Jellyfish Ensemble, Plato's Atlantis 2010
"Spine" corset, from Untitled 1998
“Savage Beauty” is the third fashion-related exhibit we’ve seen, and it left the others in the dust.  It's not that the other two were bad (we enjoyed both the history of American fashion at the Brooklyn Museum and the special exhibit on modern Japanese fashion at FIT) but those exhibits were merely clothes.  The McQueen show isn’t really about clothes.  No one you know could or would wear most of the items on display.  Most pieces would be incredibly uncomfortable, like the bondage bracelets made of long lengths of barbed wire and the steel corset shaped like a spine with a rib cage and tail.  Many were too fragile or rigid to move or sit down in, like the dresses made of dangling microscope slides, layered seashells or coiled steel.  Then there is the problem that you can’t even imagine an occasion where covering yourself head to toe in iridescent scales would be appropriate (besides a really ritzy Halloween party).  And his shoes!  I have no idea how models made it down the runway in these sculpted torture chambers. 

Prosthetic leg from No. 13, 1999; shoes from Supercalifragilisticexpialidocius 2010-11 and Plato's Atlantis 2009
 However, the fact that these items are so unwearable is part of what makes this exhibit interesting.  As there is no way you would wear them, they stop being clothes.  Instead you begin to see them as parts of the themes and stories that McQueen was trying to evoke.  The clothes stop representing real people and become bizarre characters in a play that McQueen is putting on.
Ensemble from Supercalifragilisticexpialidocious 2002-03, Alexander McQueen

Its a Jungle Out There 1997-98 McQueen
The exhibit is divided into the separate themes that McQueen explored in his work and incorporates settings and films of McQueen’s elaborate theater-like fashion shows to set the mood.  For example, one room explores themes of Romantic Naturalism and Primitivism in McQueen’s work.  There are dresses made of animal parts like buzzard skulls and antlers, and pieces from a fashion show meant to depict a shipwreck and the subsequent encounter between the ship inhabitants and a primitive tribe on shore.  The centerpiece is a dress that looks like stacked oyster shells, and the entire ceiling of that room is covered with an eerie film of a woman slowly drowning.  
Still of a film from Irere Spring/Summer 2003, Alexander McQueen

Its Only A Game 2005 McQueen
Its Only A Game 2005 McQueen
Another room presents the outfits related to the show “Only A Game,” a fashion show staged as a chess game played between the East (Japan) and the West (America), using extremely odd adaptations of traditional dress to explore themes of racism and nationalism.  An quote from Alexander McQueen on the wall reads, "Fashion can be really racist, looking at the clothes of other cultures as costumes. . . . That’s mundane and it’s old hat.
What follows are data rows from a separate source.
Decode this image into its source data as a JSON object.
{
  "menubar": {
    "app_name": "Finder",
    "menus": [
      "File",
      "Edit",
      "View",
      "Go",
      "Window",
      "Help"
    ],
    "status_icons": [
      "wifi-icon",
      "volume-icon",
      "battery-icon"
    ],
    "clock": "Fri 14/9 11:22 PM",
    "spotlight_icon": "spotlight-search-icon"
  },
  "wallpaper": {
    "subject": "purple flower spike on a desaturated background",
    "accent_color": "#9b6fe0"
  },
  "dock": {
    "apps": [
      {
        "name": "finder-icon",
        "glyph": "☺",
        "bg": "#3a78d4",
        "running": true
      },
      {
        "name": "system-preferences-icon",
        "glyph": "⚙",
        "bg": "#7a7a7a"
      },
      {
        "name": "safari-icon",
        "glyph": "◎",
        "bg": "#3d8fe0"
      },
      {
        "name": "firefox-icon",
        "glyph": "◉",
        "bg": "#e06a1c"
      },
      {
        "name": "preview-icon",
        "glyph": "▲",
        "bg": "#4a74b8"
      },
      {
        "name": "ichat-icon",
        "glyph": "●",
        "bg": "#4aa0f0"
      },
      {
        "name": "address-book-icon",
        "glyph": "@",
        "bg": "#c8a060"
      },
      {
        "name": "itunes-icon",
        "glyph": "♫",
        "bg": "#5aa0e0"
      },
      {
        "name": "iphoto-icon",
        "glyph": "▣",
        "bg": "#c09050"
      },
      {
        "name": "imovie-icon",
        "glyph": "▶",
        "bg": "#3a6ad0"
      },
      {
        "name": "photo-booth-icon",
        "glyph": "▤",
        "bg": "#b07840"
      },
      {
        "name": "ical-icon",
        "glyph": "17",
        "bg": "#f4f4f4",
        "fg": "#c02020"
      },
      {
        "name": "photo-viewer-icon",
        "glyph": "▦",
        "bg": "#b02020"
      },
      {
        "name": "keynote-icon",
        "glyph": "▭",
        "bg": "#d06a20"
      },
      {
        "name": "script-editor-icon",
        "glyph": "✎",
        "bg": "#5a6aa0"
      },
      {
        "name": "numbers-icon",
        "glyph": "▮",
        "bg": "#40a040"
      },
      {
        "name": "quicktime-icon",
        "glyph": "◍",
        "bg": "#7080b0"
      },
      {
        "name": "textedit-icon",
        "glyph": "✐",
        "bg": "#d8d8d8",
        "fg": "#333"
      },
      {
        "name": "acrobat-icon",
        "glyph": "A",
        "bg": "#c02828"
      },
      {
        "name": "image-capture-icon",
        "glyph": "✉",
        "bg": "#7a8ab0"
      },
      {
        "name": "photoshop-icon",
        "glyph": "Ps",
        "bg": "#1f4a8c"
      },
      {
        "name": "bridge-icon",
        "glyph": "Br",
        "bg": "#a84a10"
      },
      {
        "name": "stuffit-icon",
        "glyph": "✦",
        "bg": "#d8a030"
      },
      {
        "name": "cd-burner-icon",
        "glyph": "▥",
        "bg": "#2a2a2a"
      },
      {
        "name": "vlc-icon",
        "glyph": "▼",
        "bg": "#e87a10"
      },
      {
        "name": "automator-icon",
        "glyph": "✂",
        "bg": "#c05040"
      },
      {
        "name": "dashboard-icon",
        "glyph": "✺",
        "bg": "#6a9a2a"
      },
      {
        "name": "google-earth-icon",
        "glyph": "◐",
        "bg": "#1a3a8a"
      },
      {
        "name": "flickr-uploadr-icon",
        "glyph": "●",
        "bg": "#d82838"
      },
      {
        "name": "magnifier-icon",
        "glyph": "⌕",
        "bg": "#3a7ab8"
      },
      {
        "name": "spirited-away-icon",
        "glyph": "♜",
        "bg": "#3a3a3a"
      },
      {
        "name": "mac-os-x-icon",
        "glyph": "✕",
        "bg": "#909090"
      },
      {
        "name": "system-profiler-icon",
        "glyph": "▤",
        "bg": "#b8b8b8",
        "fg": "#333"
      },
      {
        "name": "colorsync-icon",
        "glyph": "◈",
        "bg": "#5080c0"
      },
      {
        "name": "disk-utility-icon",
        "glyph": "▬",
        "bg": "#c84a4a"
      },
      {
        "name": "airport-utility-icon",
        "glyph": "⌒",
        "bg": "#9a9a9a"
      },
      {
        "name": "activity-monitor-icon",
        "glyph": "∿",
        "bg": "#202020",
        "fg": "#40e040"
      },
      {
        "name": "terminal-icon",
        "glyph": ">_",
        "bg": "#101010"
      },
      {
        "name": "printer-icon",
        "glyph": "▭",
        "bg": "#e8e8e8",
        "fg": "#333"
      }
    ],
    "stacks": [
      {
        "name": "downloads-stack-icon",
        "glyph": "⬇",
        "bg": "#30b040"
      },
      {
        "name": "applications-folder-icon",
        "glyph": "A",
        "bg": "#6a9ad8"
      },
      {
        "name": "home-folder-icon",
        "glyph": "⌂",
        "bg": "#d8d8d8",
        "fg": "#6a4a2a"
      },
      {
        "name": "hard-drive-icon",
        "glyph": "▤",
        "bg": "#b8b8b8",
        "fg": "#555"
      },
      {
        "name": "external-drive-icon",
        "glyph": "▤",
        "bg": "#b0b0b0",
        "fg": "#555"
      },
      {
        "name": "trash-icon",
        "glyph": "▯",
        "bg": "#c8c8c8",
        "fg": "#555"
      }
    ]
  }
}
Let’s break down some barriers.”  McQueen’s most political show was “Highland Rape,” referencing the Jacobite Risings in eighteenth century Scotland.  In a film of that show, semi-naked, blood-spattered models look lost and wounded in their disintegrating clothes, evoking the bloody slaughter of war.  Paul particularly liked the show that ended with a box falling open to reveal a naked overweight woman covered in live moths and connected via a breathing tube to a monkey.  He found it a fascinating exploration of untraditional forms of beauty.

from Highland Rape 1995-96 Alexander McQueen
In short, Alexander McQueen may have been a fashion designer by trade, but the "clothes" in this exhibit transcended fashion, exploring themes and emotions that no mere dress has ever suggested to me before.  These clothes could be political, violent, twisted, tragic, macabre and primitive, in addition to being beautiful.  By the end of the exhibit I felt worn out, like I'd been on an emotional journey with a troubled yet passionate soul.  Its not often that you get to see an artist's life work collected in a single show, and the four of us agreed that it was an amazing experience, well worth fighting the crowds for.  
From Sarabande 2007 by Alexander McQueen